I attached the lining by serging it to the shell and the waistband, simultaneously securing the lining, creating the casing for the elastic, and finishing the edge. The serging is invisible because it ends up sandwiched between the shell and lining when everything is turned right-sides-out.

After the success of my super simple tartan scarf, I decided to finish the skirt hem with my rolled hem foot. The act of pulling the stretchy material taut to feed it through the foot led to the lettuce edging, which I should have expected but ended up pleasantly surprised by. It will take a little practice to achieve a consistently ruffled edge, but I’m happy with the outcome.

The lining was turned up 3/4″, then turned up again 1″ and edgestitched, for a deep hem and a clean finish.

For the elastic waist, I ended up changing the length of the elastic to get a snug fit, but I forgot to write down by how much. Whoops. I did follow the tip included in the instructions to use little strips of fusible interfacing to glue down the side seam allowances within the waistband, to make it easier to thread the elastic through the casing, and it worked a treat.

At this point, you may well be wondering why there are no modeled shots, especially given the attention to detail in both the sewing and the posting. The truth is, after wearing it one time for Me-Made-May, I realized that something is wrong with the waist.
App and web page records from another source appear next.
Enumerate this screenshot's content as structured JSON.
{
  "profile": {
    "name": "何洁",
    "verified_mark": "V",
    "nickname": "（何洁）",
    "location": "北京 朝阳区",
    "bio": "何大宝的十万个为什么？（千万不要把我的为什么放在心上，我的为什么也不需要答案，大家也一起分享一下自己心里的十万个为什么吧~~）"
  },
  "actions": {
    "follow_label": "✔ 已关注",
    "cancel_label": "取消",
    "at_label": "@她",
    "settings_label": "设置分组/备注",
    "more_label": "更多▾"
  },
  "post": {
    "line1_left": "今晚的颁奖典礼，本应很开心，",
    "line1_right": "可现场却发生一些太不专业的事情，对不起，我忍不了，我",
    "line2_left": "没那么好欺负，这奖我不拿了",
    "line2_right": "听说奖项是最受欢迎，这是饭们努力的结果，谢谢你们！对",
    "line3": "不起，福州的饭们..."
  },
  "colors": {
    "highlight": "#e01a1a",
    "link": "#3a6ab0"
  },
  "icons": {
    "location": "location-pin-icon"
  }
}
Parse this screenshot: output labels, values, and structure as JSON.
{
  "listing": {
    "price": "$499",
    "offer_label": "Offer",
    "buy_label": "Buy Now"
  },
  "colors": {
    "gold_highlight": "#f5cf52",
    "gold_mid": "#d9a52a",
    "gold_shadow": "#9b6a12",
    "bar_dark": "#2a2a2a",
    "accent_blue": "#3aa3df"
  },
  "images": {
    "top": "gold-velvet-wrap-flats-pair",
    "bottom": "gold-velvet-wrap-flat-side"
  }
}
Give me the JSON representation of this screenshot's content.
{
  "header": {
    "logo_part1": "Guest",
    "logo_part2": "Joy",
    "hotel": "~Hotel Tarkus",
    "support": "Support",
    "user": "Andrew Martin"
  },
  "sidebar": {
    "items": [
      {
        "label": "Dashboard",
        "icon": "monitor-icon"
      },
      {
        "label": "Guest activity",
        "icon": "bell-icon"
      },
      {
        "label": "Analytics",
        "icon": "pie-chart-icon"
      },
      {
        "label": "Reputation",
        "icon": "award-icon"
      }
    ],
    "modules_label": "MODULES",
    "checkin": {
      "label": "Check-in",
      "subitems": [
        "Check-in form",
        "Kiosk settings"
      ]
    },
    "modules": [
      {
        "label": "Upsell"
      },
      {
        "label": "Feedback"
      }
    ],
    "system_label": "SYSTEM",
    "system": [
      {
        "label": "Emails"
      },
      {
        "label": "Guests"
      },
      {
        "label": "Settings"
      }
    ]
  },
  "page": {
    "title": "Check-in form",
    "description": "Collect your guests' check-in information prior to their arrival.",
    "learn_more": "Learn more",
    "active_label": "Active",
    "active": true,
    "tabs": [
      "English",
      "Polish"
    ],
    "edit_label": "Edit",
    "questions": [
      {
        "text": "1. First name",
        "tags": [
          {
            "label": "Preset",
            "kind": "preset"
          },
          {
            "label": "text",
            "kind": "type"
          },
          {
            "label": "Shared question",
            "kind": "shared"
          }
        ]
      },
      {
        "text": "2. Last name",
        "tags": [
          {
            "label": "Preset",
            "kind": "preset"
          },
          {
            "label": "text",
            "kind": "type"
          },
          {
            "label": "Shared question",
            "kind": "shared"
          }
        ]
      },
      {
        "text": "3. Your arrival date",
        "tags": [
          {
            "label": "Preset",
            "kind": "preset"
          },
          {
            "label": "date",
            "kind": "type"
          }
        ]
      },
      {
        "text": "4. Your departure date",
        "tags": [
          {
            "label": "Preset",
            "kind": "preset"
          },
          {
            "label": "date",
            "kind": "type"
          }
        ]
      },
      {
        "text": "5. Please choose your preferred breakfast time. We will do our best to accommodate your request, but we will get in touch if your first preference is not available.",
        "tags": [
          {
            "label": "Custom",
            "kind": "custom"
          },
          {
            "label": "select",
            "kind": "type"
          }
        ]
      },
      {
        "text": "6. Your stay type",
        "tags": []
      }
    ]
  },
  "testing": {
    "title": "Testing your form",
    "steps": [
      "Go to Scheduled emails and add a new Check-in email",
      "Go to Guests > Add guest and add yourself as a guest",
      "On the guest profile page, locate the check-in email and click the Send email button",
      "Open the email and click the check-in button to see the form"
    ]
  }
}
Instead of lying smoothly when stretched the way its predecessor did, it has this weird puffiness right below the elastic that stubbornly refuses flatten out. Maybe it’s because the fabric is slightly gathered, or maybe it just has more body than my beloved older skirt did, but in any case, it looks horrible under the fitted and semi-fitted shirts I prefer. Maybe it would look okay under a boxy, drapy tee, but that’s not a combination I see myself wearing. So it’s probably destined for the donation pile, in the hopes that someone else will love it when I can’t, and I’m back to the drawing board for the perfect summer skirt.

What’s your perfect summer skirt look like? Is it something you own already, or are you still on the hunt for it?